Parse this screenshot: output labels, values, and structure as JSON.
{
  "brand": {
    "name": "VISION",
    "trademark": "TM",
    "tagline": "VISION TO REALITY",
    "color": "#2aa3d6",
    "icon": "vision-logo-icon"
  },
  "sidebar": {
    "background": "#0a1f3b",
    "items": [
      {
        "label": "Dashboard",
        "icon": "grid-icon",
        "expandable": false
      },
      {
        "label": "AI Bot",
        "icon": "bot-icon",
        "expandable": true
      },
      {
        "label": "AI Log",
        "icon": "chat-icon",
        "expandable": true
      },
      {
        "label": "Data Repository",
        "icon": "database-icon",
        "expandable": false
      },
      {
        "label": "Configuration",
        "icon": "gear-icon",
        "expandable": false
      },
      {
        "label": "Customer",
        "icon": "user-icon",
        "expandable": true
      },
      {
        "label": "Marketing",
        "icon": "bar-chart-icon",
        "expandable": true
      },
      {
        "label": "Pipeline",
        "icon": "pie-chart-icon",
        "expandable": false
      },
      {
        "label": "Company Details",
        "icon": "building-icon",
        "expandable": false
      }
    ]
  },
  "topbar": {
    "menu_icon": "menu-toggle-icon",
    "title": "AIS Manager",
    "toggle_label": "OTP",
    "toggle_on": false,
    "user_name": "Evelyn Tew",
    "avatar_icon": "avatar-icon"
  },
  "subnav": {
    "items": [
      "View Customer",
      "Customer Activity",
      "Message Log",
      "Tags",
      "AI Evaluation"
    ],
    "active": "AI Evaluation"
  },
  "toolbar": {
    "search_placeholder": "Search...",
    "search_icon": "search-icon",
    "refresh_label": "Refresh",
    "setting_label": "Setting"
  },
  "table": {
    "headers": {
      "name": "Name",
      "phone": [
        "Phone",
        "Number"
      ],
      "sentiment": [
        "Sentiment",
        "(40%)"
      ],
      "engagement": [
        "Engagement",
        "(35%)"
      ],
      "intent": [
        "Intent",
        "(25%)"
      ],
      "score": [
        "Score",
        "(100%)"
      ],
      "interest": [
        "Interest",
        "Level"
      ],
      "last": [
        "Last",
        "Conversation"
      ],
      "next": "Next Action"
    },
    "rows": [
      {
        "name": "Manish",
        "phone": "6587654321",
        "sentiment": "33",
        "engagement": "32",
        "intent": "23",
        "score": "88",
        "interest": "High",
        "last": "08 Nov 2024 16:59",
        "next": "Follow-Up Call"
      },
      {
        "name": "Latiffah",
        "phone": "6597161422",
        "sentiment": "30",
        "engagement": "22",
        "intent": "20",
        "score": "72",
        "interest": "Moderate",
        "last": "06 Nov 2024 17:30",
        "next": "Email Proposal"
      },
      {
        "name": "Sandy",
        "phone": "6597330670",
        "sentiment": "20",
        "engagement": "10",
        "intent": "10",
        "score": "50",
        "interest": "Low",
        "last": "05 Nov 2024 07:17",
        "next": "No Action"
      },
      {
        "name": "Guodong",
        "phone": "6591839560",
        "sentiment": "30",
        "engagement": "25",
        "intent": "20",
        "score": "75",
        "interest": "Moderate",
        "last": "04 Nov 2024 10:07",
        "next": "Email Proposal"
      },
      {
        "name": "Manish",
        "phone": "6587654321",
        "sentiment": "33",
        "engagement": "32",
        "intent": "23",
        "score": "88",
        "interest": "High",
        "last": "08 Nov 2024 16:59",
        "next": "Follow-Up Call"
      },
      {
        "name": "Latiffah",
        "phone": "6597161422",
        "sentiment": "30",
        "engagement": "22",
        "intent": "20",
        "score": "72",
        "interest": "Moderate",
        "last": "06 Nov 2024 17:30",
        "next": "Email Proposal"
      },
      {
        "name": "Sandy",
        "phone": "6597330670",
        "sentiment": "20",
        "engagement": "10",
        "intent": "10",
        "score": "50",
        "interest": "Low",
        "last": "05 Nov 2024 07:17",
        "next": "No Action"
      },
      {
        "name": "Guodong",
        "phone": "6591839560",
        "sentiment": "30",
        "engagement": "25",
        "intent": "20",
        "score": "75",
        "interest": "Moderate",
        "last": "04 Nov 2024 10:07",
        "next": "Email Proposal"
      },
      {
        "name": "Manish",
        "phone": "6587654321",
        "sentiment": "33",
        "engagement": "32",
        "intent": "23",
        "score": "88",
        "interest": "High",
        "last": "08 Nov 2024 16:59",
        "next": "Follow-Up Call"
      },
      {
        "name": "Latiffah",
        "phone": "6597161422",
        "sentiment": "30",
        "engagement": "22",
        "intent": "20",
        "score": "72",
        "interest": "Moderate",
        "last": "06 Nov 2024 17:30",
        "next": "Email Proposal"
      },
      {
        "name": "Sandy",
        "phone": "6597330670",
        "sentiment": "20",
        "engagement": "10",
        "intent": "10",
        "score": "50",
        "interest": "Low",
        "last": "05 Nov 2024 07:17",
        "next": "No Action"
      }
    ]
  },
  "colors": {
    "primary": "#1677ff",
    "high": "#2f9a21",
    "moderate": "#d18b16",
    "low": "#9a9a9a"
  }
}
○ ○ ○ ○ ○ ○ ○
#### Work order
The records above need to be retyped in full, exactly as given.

#### Exercise output
Parse this screenshot: output labels, values, and structure as JSON.
{
  "brand": {
    "name": "VISION",
    "trademark": "TM",
    "tagline": "VISION TO REALITY",
    "color": "#2aa3d6",
    "icon": "vision-logo-icon"
  },
  "sidebar": {
    "background": "#0a1f3b",
    "items": [
      {
        "label": "Dashboard",
        "icon": "grid-icon",
        "expandable": false
      },
      {
        "label": "AI Bot",
        "icon": "bot-icon",
        "expandable": true
      },
      {
        "label": "AI Log",
        "icon": "chat-icon",
        "expandable": true
      },
      {
        "label": "Data Repository",
        "icon": "database-icon",
        "expandable": false
      },
      {
        "label": "Configuration",
        "icon": "gear-icon",
        "expandable": false
      },
      {
        "label": "Customer",
        "icon": "user-icon",
        "expandable": true
      },
      {
        "label": "Marketing",
        "icon": "bar-chart-icon",
        "expandable": true
      },
      {
        "label": "Pipeline",
        "icon": "pie-chart-icon",
        "expandable": false
      },
      {
        "label": "Company Details",
        "icon": "building-icon",
        "expandable": false
      }
    ]
  },
  "topbar": {
    "menu_icon": "menu-toggle-icon",
    "title": "AIS Manager",
    "toggle_label": "OTP",
    "toggle_on": false,
    "user_name": "Evelyn Tew",
    "avatar_icon": "avatar-icon"
  },
  "subnav": {
    "items": [
      "View Customer",
      "Customer Activity",
      "Message Log",
      "Tags",
      "AI Evaluation"
    ],
    "active": "AI Evaluation"
  },
  "toolbar": {
    "search_placeholder": "Search...",
    "search_icon": "search-icon",
    "refresh_label": "Refresh",
    "setting_label": "Setting"
  },
  "table": {
    "headers": {
      "name": "Name",
      "phone": [
        "Phone",
        "Number"
      ],
      "sentiment": [
        "Sentiment",
        "(40%)"
      ],
      "engagement": [
        "Engagement",
        "(35%)"
      ],
      "intent": [
        "Intent",
        "(25%)"
      ],
      "score": [
        "Score",
        "(100%)"
      ],
      "interest": [
        "Interest",
        "Level"
      ],
      "last": [
        "Last",
        "Conversation"
      ],
      "next": "Next Action"
    },
    "rows": [
      {
        "name": "Manish",
        "phone": "6587654321",
        "sentiment": "33",
        "engagement": "32",
        "intent": "23",
        "score": "88",
        "interest": "High",
        "last": "08 Nov 2024 16:59",
        "next": "Follow-Up Call"
      },
      {
        "name": "Latiffah",
        "phone": "6597161422",
        "sentiment": "30",
        "engagement": "22",
        "intent": "20",
        "score": "72",
        "interest": "Moderate",
        "last": "06 Nov 2024 17:30",
        "next": "Email Proposal"
      },
      {
        "name": "Sandy",
        "phone": "6597330670",
        "sentiment": "20",
        "engagement": "10",
        "intent": "10",
        "score": "50",
        "interest": "Low",
        "last": "05 Nov 2024 07:17",
        "next": "No Action"
      },
      {
        "name": "Guodong",
        "phone": "6591839560",
        "sentiment": "30",
        "engagement": "25",
        "intent": "20",
        "score": "75",
        "interest": "Moderate",
        "last": "04 Nov 2024 10:07",
        "next": "Email Proposal"
      },
      {
        "name": "Manish",
        "phone": "6587654321",
        "sentiment": "33",
        "engagement": "32",
        "intent": "23",
        "score": "88",
        "interest": "High",
        "last": "08 Nov 2024 16:59",
        "next": "Follow-Up Call"
      },
      {
        "name": "Latiffah",
        "phone": "6597161422",
        "sentiment": "30",
        "engagement": "22",
        "intent": "20",
        "score": "72",
        "interest": "Moderate",
        "last": "06 Nov 2024 17:30",
        "next": "Email Proposal"
      },
      {
        "name": "Sandy",
        "phone": "6597330670",
        "sentiment": "20",
        "engagement": "10",
        "intent": "10",
        "score": "50",
        "interest": "Low",
        "last": "05 Nov 2024 07:17",
        "next": "No Action"
      },
      {
        "name": "Guodong",
        "phone": "6591839560",
        "sentiment": "30",
        "engagement": "25",
        "intent": "20",
        "score": "75",
        "interest": "Moderate",
        "last": "04 Nov 2024 10:07",
        "next": "Email Proposal"
      },
      {
        "name": "Manish",
        "phone": "6587654321",
        "sentiment": "33",
        "engagement": "32",
        "intent": "23",
        "score": "88",
        "interest": "High",
        "last": "08 Nov 2024 16:59",
        "next": "Follow-Up Call"
      },
      {
        "name": "Latiffah",
        "phone": "6597161422",
        "sentiment": "30",
        "engagement": "22",
        "intent": "20",
        "score": "72",
        "interest": "Moderate",
        "last": "06 Nov 2024 17:30",
        "next": "Email Proposal"
      },
      {
        "name": "Sandy",
        "phone": "6597330670",
        "sentiment": "20",
        "engagement": "10",
        "intent": "10",
        "score": "50",
        "interest": "Low",
        "last": "05 Nov 2024 07:17",
        "next": "No Action"
      }
    ]
  },
  "colors": {
    "primary": "#1677ff",
    "high": "#2f9a21",
    "moderate": "#d18b16",
    "low": "#9a9a9a"
  }
}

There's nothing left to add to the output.